Could you repeat the records below exactly, leaving out any pictures?

--- Record set Enclosed Below ---

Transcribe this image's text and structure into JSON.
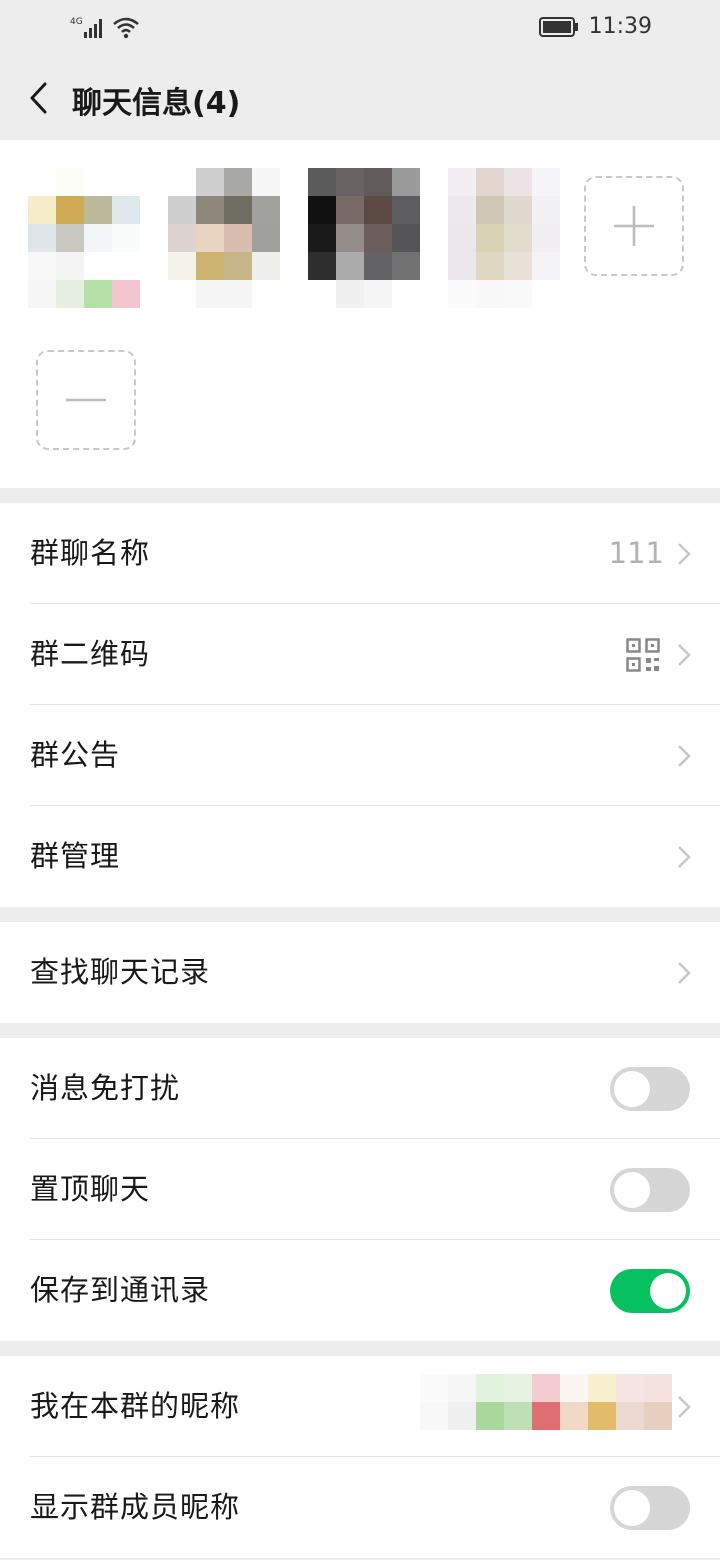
{
  "status": {
    "network": "4G",
    "time": "11:39"
  },
  "header": {
    "title": "聊天信息(4)"
  },
  "members": {
    "count": 4,
    "add_icon": "plus-icon",
    "remove_icon": "minus-icon"
  },
  "settings": {
    "group_name_label": "群聊名称",
    "group_name_value": "111",
    "qr_label": "群二维码",
    "notice_label": "群公告",
    "manage_label": "群管理",
    "search_label": "查找聊天记录",
    "mute_label": "消息免打扰",
    "mute_on": false,
    "pin_label": "置顶聊天",
    "pin_on": false,
    "save_label": "保存到通讯录",
    "save_on": true,
    "nickname_label": "我在本群的昵称",
    "show_nick_label": "显示群成员昵称",
    "show_nick_on": false
  },
  "colors": {
    "accent": "#07c160",
    "toggle_off": "#d6d6d6"
  }
}
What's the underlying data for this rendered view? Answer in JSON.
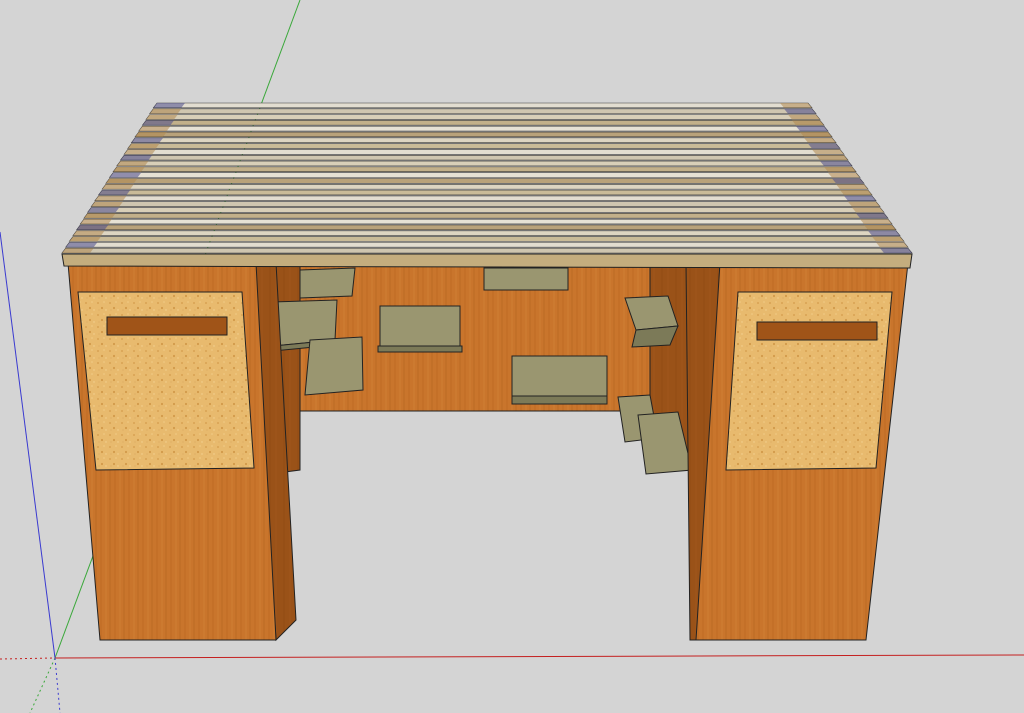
{
  "viewport": {
    "background": "#d4d4d4"
  },
  "colors": {
    "wood": "#c9752c",
    "wood_dark": "#a85a1c",
    "wood_side": "#8a4712",
    "cork": "#e8ba6e",
    "shelf": "#9a9670",
    "shelf_side": "#7c7a58",
    "slat_light": "#ddd7c8",
    "slat_dark": "#b89a6a",
    "axis_red": "#c42020",
    "axis_green": "#3aa83a",
    "axis_blue": "#3a3ad0"
  },
  "model": {
    "icons": [
      "x-axis-red",
      "y-axis-green",
      "z-axis-blue",
      "desk-model"
    ]
  }
}
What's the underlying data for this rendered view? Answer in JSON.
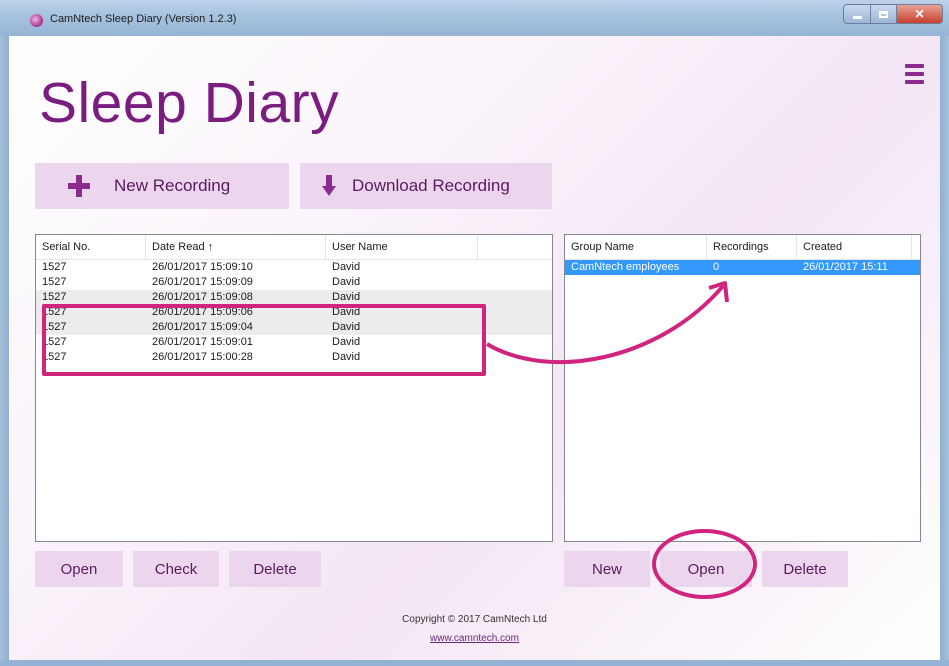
{
  "window": {
    "title": "CamNtech Sleep Diary (Version 1.2.3)"
  },
  "app": {
    "heading": "Sleep Diary",
    "menu_icon": "hamburger-menu-icon",
    "accent_color": "#7b1d80",
    "button_bg": "#ecd6ee"
  },
  "toolbar": {
    "new_recording": "New Recording",
    "download_recording": "Download Recording"
  },
  "recordings": {
    "columns": [
      "Serial No.",
      "Date Read  ↑",
      "User Name"
    ],
    "rows": [
      {
        "serial": "1527",
        "date": "26/01/2017 15:09:10",
        "user": "David"
      },
      {
        "serial": "1527",
        "date": "26/01/2017 15:09:09",
        "user": "David"
      },
      {
        "serial": "1527",
        "date": "26/01/2017 15:09:08",
        "user": "David"
      },
      {
        "serial": "1527",
        "date": "26/01/2017 15:09:06",
        "user": "David"
      },
      {
        "serial": "1527",
        "date": "26/01/2017 15:09:04",
        "user": "David"
      },
      {
        "serial": "1527",
        "date": "26/01/2017 15:09:01",
        "user": "David"
      },
      {
        "serial": "1527",
        "date": "26/01/2017 15:00:28",
        "user": "David"
      }
    ],
    "open_label": "Open",
    "check_label": "Check",
    "delete_label": "Delete"
  },
  "groups": {
    "columns": [
      "Group Name",
      "Recordings",
      "Created"
    ],
    "rows": [
      {
        "name": "CamNtech employees",
        "recordings": "0",
        "created": "26/01/2017 15:11"
      }
    ],
    "new_label": "New",
    "open_label": "Open",
    "delete_label": "Delete"
  },
  "footer": {
    "copyright": "Copyright © 2017 CamNtech Ltd",
    "website": "www.camntech.com"
  },
  "annotation_color": "#d0247f"
}
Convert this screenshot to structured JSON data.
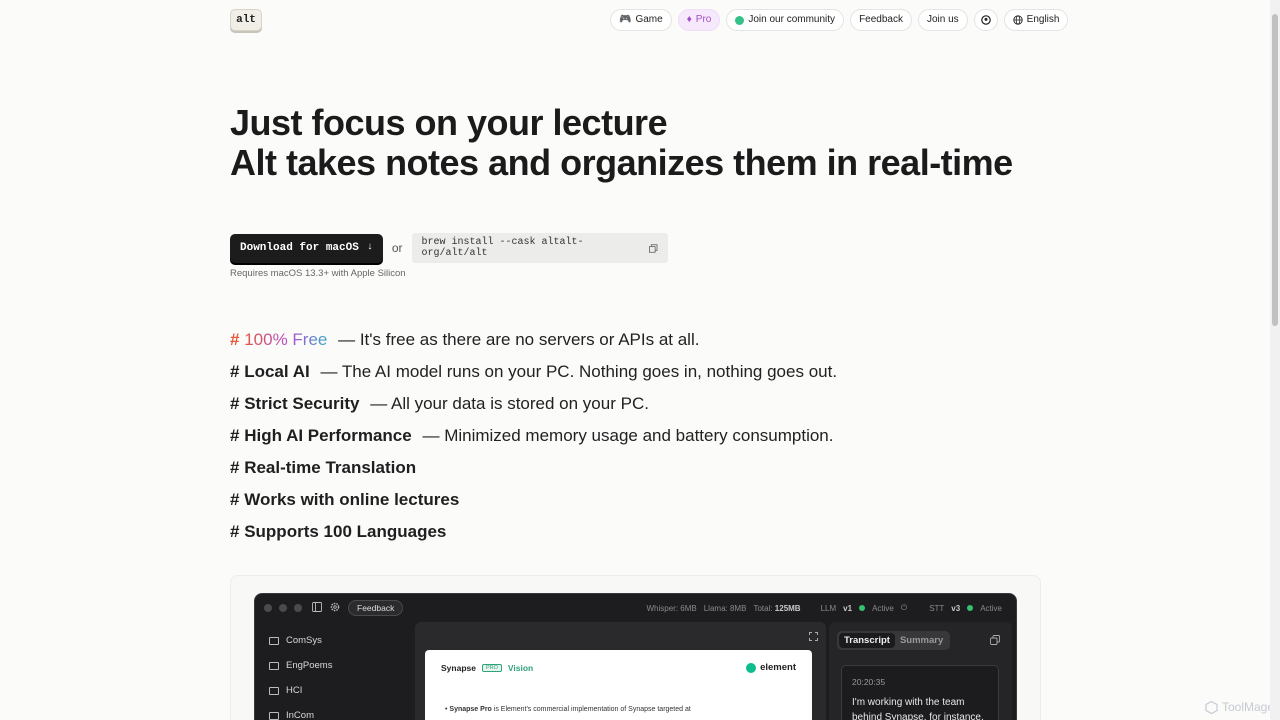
{
  "header": {
    "logo": "alt",
    "nav": [
      {
        "label": "Game",
        "icon": "gamepad-icon"
      },
      {
        "label": "Pro",
        "icon": "gem-icon"
      },
      {
        "label": "Join our community",
        "icon": "community-icon"
      },
      {
        "label": "Feedback"
      },
      {
        "label": "Join us"
      },
      {
        "label": "",
        "icon": "github-icon"
      },
      {
        "label": "English",
        "icon": "globe-icon"
      }
    ]
  },
  "hero": {
    "line1": "Just focus on your lecture",
    "line2": "Alt takes notes and organizes them in real-time"
  },
  "cta": {
    "download_label": "Download for macOS",
    "or": "or",
    "brew_command": "brew install --cask altalt-org/alt/alt",
    "requirement": "Requires macOS 13.3+ with Apple Silicon"
  },
  "features": [
    {
      "hash": "#",
      "title": "100% Free",
      "desc": "— It's free as there are no servers or APIs at all."
    },
    {
      "hash": "#",
      "title": "Local AI",
      "desc": "— The AI model runs on your PC. Nothing goes in, nothing goes out."
    },
    {
      "hash": "#",
      "title": "Strict Security",
      "desc": "— All your data is stored on your PC."
    },
    {
      "hash": "#",
      "title": "High AI Performance",
      "desc": "— Minimized memory usage and battery consumption."
    },
    {
      "hash": "#",
      "title": "Real-time Translation",
      "desc": ""
    },
    {
      "hash": "#",
      "title": "Works with online lectures",
      "desc": ""
    },
    {
      "hash": "#",
      "title": "Supports 100 Languages",
      "desc": ""
    }
  ],
  "app": {
    "feedback": "Feedback",
    "stats": {
      "whisper_label": "Whisper:",
      "whisper_val": "6MB",
      "llama_label": "Llama:",
      "llama_val": "8MB",
      "total_label": "Total:",
      "total_val": "125MB",
      "llm_label": "LLM",
      "llm_ver": "v1",
      "llm_status": "Active",
      "stt_label": "STT",
      "stt_ver": "v3",
      "stt_status": "Active"
    },
    "folders": [
      "ComSys",
      "EngPoems",
      "HCI",
      "InCom"
    ],
    "doc": {
      "title": "Synapse",
      "pro_tag": "PRO",
      "vision": "Vision",
      "brand": "element",
      "bullet_bold": "Synapse Pro",
      "bullet_text": "is Element's commercial implementation of Synapse targeted at"
    },
    "tabs": [
      "Transcript",
      "Summary"
    ],
    "transcript": {
      "time": "20:20:35",
      "text": "I'm working with the team behind Synapse, for instance,"
    }
  },
  "watermark": "ToolMage"
}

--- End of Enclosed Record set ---

*Exercise solution:*
Transcribe this image's text and structure into JSON.
{
  "status": {
    "network": "4G",
    "time": "11:39"
  },
  "header": {
    "title": "聊天信息(4)"
  },
  "members": {
    "count": 4,
    "add_icon": "plus-icon",
    "remove_icon": "minus-icon"
  },
  "settings": {
    "group_name_label": "群聊名称",
    "group_name_value": "111",
    "qr_label": "群二维码",
    "notice_label": "群公告",
    "manage_label": "群管理",
    "search_label": "查找聊天记录",
    "mute_label": "消息免打扰",
    "mute_on": false,
    "pin_label": "置顶聊天",
    "pin_on": false,
    "save_label": "保存到通讯录",
    "save_on": true,
    "nickname_label": "我在本群的昵称",
    "show_nick_label": "显示群成员昵称",
    "show_nick_on": false
  },
  "colors": {
    "accent": "#07c160",
    "toggle_off": "#d6d6d6"
  }
}
What's the underlying data for this rendered view? Answer in JSON.
{
  "viewport": {
    "background": "#d4d4d4"
  },
  "colors": {
    "wood": "#c9752c",
    "wood_dark": "#a85a1c",
    "wood_side": "#8a4712",
    "cork": "#e8ba6e",
    "shelf": "#9a9670",
    "shelf_side": "#7c7a58",
    "slat_light": "#ddd7c8",
    "slat_dark": "#b89a6a",
    "axis_red": "#c42020",
    "axis_green": "#3aa83a",
    "axis_blue": "#3a3ad0"
  },
  "model": {
    "icons": [
      "x-axis-red",
      "y-axis-green",
      "z-axis-blue",
      "desk-model"
    ]
  }
}
What's the underlying data for this rendered view? Answer in JSON.
{
  "window": {
    "title": "CamNtech Sleep Diary (Version 1.2.3)"
  },
  "app": {
    "heading": "Sleep Diary",
    "menu_icon": "hamburger-menu-icon",
    "accent_color": "#7b1d80",
    "button_bg": "#ecd6ee"
  },
  "toolbar": {
    "new_recording": "New Recording",
    "download_recording": "Download Recording"
  },
  "recordings": {
    "columns": [
      "Serial No.",
      "Date Read  ↑",
      "User Name"
    ],
    "rows": [
      {
        "serial": "1527",
        "date": "26/01/2017 15:09:10",
        "user": "David"
      },
      {
        "serial": "1527",
        "date": "26/01/2017 15:09:09",
        "user": "David"
      },
      {
        "serial": "1527",
        "date": "26/01/2017 15:09:08",
        "user": "David"
      },
      {
        "serial": "1527",
        "date": "26/01/2017 15:09:06",
        "user": "David"
      },
      {
        "serial": "1527",
        "date": "26/01/2017 15:09:04",
        "user": "David"
      },
      {
        "serial": "1527",
        "date": "26/01/2017 15:09:01",
        "user": "David"
      },
      {
        "serial": "1527",
        "date": "26/01/2017 15:00:28",
        "user": "David"
      }
    ],
    "open_label": "Open",
    "check_label": "Check",
    "delete_label": "Delete"
  },
  "groups": {
    "columns": [
      "Group Name",
      "Recordings",
      "Created"
    ],
    "rows": [
      {
        "name": "CamNtech employees",
        "recordings": "0",
        "created": "26/01/2017 15:11"
      }
    ],
    "new_label": "New",
    "open_label": "Open",
    "delete_label": "Delete"
  },
  "footer": {
    "copyright": "Copyright © 2017 CamNtech Ltd",
    "website": "www.camntech.com"
  },
  "annotation_color": "#d0247f"
}
Convert this screenshot to structured JSON data.
{
  "header": {
    "logo": "alt",
    "nav": [
      {
        "label": "Game",
        "icon": "gamepad-icon"
      },
      {
        "label": "Pro",
        "icon": "gem-icon"
      },
      {
        "label": "Join our community",
        "icon": "community-icon"
      },
      {
        "label": "Feedback"
      },
      {
        "label": "Join us"
      },
      {
        "label": "",
        "icon": "github-icon"
      },
      {
        "label": "English",
        "icon": "globe-icon"
      }
    ]
  },
  "hero": {
    "line1": "Just focus on your lecture",
    "line2": "Alt takes notes and organizes them in real-time"
  },
  "cta": {
    "download_label": "Download for macOS",
    "or": "or",
    "brew_command": "brew install --cask altalt-org/alt/alt",
    "requirement": "Requires macOS 13.3+ with Apple Silicon"
  },
  "features": [
    {
      "hash": "#",
      "title": "100% Free",
      "desc": "— It's free as there are no servers or APIs at all."
    },
    {
      "hash": "#",
      "title": "Local AI",
      "desc": "— The AI model runs on your PC. Nothing goes in, nothing goes out."
    },
    {
      "hash": "#",
      "title": "Strict Security",
      "desc": "— All your data is stored on your PC."
    },
    {
      "hash": "#",
      "title": "High AI Performance",
      "desc": "— Minimized memory usage and battery consumption."
    },
    {
      "hash": "#",
      "title": "Real-time Translation",
      "desc": ""
    },
    {
      "hash": "#",
      "title": "Works with online lectures",
      "desc": ""
    },
    {
      "hash": "#",
      "title": "Supports 100 Languages",
      "desc": ""
    }
  ],
  "app": {
    "feedback": "Feedback",
    "stats": {
      "whisper_label": "Whisper:",
      "whisper_val": "6MB",
      "llama_label": "Llama:",
      "llama_val": "8MB",
      "total_label": "Total:",
      "total_val": "125MB",
      "llm_label": "LLM",
      "llm_ver": "v1",
      "llm_status": "Active",
      "stt_label": "STT",
      "stt_ver": "v3",
      "stt_status": "Active"
    },
    "folders": [
      "ComSys",
      "EngPoems",
      "HCI",
      "InCom"
    ],
    "doc": {
      "title": "Synapse",
      "pro_tag": "PRO",
      "vision": "Vision",
      "brand": "element",
      "bullet_bold": "Synapse Pro",
      "bullet_text": "is Element's commercial implementation of Synapse targeted at"
    },
    "tabs": [
      "Transcript",
      "Summary"
    ],
    "transcript": {
      "time": "20:20:35",
      "text": "I'm working with the team behind Synapse, for instance,"
    }
  },
  "watermark": "ToolMage"
}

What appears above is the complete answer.